┌────────

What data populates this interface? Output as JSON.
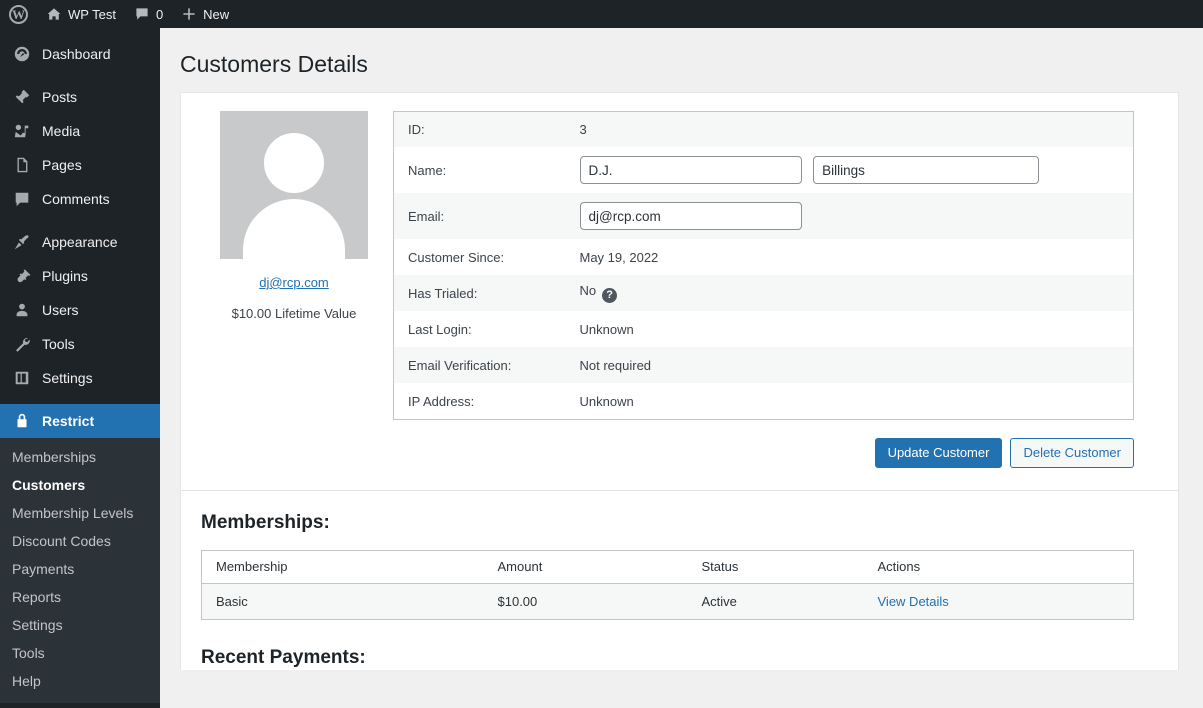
{
  "adminbar": {
    "wp_logo": "wordpress-logo",
    "site_name": "WP Test",
    "comments_count": "0",
    "new_label": "New"
  },
  "sidebar": {
    "items": [
      {
        "label": "Dashboard",
        "icon": "dashboard-icon",
        "current": false
      },
      {
        "label": "Posts",
        "icon": "pin-icon",
        "current": false
      },
      {
        "label": "Media",
        "icon": "media-icon",
        "current": false
      },
      {
        "label": "Pages",
        "icon": "pages-icon",
        "current": false
      },
      {
        "label": "Comments",
        "icon": "comments-icon",
        "current": false
      },
      {
        "label": "Appearance",
        "icon": "brush-icon",
        "current": false
      },
      {
        "label": "Plugins",
        "icon": "plug-icon",
        "current": false
      },
      {
        "label": "Users",
        "icon": "user-icon",
        "current": false
      },
      {
        "label": "Tools",
        "icon": "wrench-icon",
        "current": false
      },
      {
        "label": "Settings",
        "icon": "settings-icon",
        "current": false
      },
      {
        "label": "Restrict",
        "icon": "lock-icon",
        "current": true
      }
    ],
    "submenu": [
      {
        "label": "Memberships",
        "current": false
      },
      {
        "label": "Customers",
        "current": true
      },
      {
        "label": "Membership Levels",
        "current": false
      },
      {
        "label": "Discount Codes",
        "current": false
      },
      {
        "label": "Payments",
        "current": false
      },
      {
        "label": "Reports",
        "current": false
      },
      {
        "label": "Settings",
        "current": false
      },
      {
        "label": "Tools",
        "current": false
      },
      {
        "label": "Help",
        "current": false
      }
    ]
  },
  "page": {
    "title": "Customers Details"
  },
  "customer": {
    "avatar_email": "dj@rcp.com",
    "lifetime_value": "$10.00 Lifetime Value",
    "fields": {
      "id_label": "ID:",
      "id_value": "3",
      "name_label": "Name:",
      "first_name": "D.J.",
      "last_name": "Billings",
      "email_label": "Email:",
      "email_value": "dj@rcp.com",
      "since_label": "Customer Since:",
      "since_value": "May 19, 2022",
      "trialed_label": "Has Trialed:",
      "trialed_value": "No",
      "trialed_help": "?",
      "last_login_label": "Last Login:",
      "last_login_value": "Unknown",
      "verification_label": "Email Verification:",
      "verification_value": "Not required",
      "ip_label": "IP Address:",
      "ip_value": "Unknown"
    }
  },
  "actions": {
    "update_label": "Update Customer",
    "delete_label": "Delete Customer"
  },
  "memberships": {
    "heading": "Memberships:",
    "columns": {
      "membership": "Membership",
      "amount": "Amount",
      "status": "Status",
      "actions": "Actions"
    },
    "rows": [
      {
        "membership": "Basic",
        "amount": "$10.00",
        "status": "Active",
        "action_label": "View Details"
      }
    ]
  },
  "payments": {
    "heading": "Recent Payments:"
  },
  "colors": {
    "admin_bar": "#1d2327",
    "sidebar": "#1d2327",
    "submenu": "#2c3338",
    "accent": "#2271b1",
    "content_bg": "#f0f0f1",
    "row_alt": "#f6f7f7"
  }
}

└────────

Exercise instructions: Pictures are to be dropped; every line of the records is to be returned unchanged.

Result for this task:
What data populates this interface? Output as JSON.
{
  "adminbar": {
    "wp_logo": "wordpress-logo",
    "site_name": "WP Test",
    "comments_count": "0",
    "new_label": "New"
  },
  "sidebar": {
    "items": [
      {
        "label": "Dashboard",
        "icon": "dashboard-icon",
        "current": false
      },
      {
        "label": "Posts",
        "icon": "pin-icon",
        "current": false
      },
      {
        "label": "Media",
        "icon": "media-icon",
        "current": false
      },
      {
        "label": "Pages",
        "icon": "pages-icon",
        "current": false
      },
      {
        "label": "Comments",
        "icon": "comments-icon",
        "current": false
      },
      {
        "label": "Appearance",
        "icon": "brush-icon",
        "current": false
      },
      {
        "label": "Plugins",
        "icon": "plug-icon",
        "current": false
      },
      {
        "label": "Users",
        "icon": "user-icon",
        "current": false
      },
      {
        "label": "Tools",
        "icon": "wrench-icon",
        "current": false
      },
      {
        "label": "Settings",
        "icon": "settings-icon",
        "current": false
      },
      {
        "label": "Restrict",
        "icon": "lock-icon",
        "current": true
      }
    ],
    "submenu": [
      {
        "label": "Memberships",
        "current": false
      },
      {
        "label": "Customers",
        "current": true
      },
      {
        "label": "Membership Levels",
        "current": false
      },
      {
        "label": "Discount Codes",
        "current": false
      },
      {
        "label": "Payments",
        "current": false
      },
      {
        "label": "Reports",
        "current": false
      },
      {
        "label": "Settings",
        "current": false
      },
      {
        "label": "Tools",
        "current": false
      },
      {
        "label": "Help",
        "current": false
      }
    ]
  },
  "page": {
    "title": "Customers Details"
  },
  "customer": {
    "avatar_email": "dj@rcp.com",
    "lifetime_value": "$10.00 Lifetime Value",
    "fields": {
      "id_label": "ID:",
      "id_value": "3",
      "name_label": "Name:",
      "first_name": "D.J.",
      "last_name": "Billings",
      "email_label": "Email:",
      "email_value": "dj@rcp.com",
      "since_label": "Customer Since:",
      "since_value": "May 19, 2022",
      "trialed_label": "Has Trialed:",
      "trialed_value": "No",
      "trialed_help": "?",
      "last_login_label": "Last Login:",
      "last_login_value": "Unknown",
      "verification_label": "Email Verification:",
      "verification_value": "Not required",
      "ip_label": "IP Address:",
      "ip_value": "Unknown"
    }
  },
  "actions": {
    "update_label": "Update Customer",
    "delete_label": "Delete Customer"
  },
  "memberships": {
    "heading": "Memberships:",
    "columns": {
      "membership": "Membership",
      "amount": "Amount",
      "status": "Status",
      "actions": "Actions"
    },
    "rows": [
      {
        "membership": "Basic",
        "amount": "$10.00",
        "status": "Active",
        "action_label": "View Details"
      }
    ]
  },
  "payments": {
    "heading": "Recent Payments:"
  },
  "colors": {
    "admin_bar": "#1d2327",
    "sidebar": "#1d2327",
    "submenu": "#2c3338",
    "accent": "#2271b1",
    "content_bg": "#f0f0f1",
    "row_alt": "#f6f7f7"
  }
}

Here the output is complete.